Our government, which is comprised of an almost infinite number of Federal departments and agencies, and state, county, and local entities, etc. is filled with uncommonly generous people who have created policies and laws that reward people for making certain life choices. This incredibly complex and inefficient set of incentives encourages various behaviors, rewards constituents, employs hundreds of thousands of accountants and lawyers, and can help you financially.
Now, just to be clear, these people are being generous with other people’s money. The politicians and the agencies they run are generous in a way that helps them gain power and prestige. But, for today’s purpose, instead of dwelling on the sad reality of how politicians and political parties maintain power through the strategic taking and giving of others’ money, we are going to focus on how to take advantage of this never-ending generosity.
The outward goals of many subsidies and other government incentives are generally to promote some sort of economic growth, modify behavior so that we live more sustainably, or to promote social and economic stability or equality.* It is useful to know these goals, so we have an idea of where to start looking for these endless funds.

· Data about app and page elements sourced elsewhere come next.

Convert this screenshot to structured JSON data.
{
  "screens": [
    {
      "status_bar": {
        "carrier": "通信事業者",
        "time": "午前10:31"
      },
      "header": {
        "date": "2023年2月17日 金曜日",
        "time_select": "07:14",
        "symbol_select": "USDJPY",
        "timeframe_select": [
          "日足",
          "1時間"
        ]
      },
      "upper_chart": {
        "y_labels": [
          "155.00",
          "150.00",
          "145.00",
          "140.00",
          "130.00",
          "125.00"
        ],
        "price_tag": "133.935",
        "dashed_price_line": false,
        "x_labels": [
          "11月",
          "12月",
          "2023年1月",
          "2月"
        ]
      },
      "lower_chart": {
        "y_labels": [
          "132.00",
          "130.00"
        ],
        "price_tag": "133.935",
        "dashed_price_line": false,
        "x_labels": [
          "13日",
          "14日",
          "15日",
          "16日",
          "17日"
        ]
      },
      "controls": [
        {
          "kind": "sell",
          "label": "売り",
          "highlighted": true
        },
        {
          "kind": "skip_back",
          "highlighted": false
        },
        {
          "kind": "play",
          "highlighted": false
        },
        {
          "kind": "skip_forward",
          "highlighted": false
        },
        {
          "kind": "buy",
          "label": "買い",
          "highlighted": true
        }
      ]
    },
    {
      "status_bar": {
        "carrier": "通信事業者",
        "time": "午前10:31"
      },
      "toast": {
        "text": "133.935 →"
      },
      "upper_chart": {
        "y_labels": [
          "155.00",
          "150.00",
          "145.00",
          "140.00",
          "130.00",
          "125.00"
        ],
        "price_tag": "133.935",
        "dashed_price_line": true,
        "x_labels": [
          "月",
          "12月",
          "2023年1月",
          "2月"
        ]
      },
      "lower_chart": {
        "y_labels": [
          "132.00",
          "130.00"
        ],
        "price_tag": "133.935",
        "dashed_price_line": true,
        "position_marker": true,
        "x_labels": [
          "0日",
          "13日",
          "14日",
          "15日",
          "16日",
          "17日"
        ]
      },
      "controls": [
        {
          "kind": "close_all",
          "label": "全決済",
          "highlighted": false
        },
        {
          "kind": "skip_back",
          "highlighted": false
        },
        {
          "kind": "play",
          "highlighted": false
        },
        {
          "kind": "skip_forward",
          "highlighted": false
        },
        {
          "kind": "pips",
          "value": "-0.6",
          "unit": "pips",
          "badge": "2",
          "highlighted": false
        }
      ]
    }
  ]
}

One question I have had to wrestle with is whether or not it is ethically acceptable to take advantage of government incentives, even if I disagree with the programs themselves. I have decided that I will not accept government funds if I have to violate my own moral code, but I will happily accept government funds whether or not I believe in the economic value of the program. For example, I would be ok with accepting a “green” tax credit for an electric vehicle even if I didn’t believe that this was a financially effective way to “save the environment.” On the other hand, I would turn down a grant that paid me to evict low income families in order to build a new football stadium (a common practice in our football loving country). [Read more…] about Taking Advantage of Government Incentives and Handouts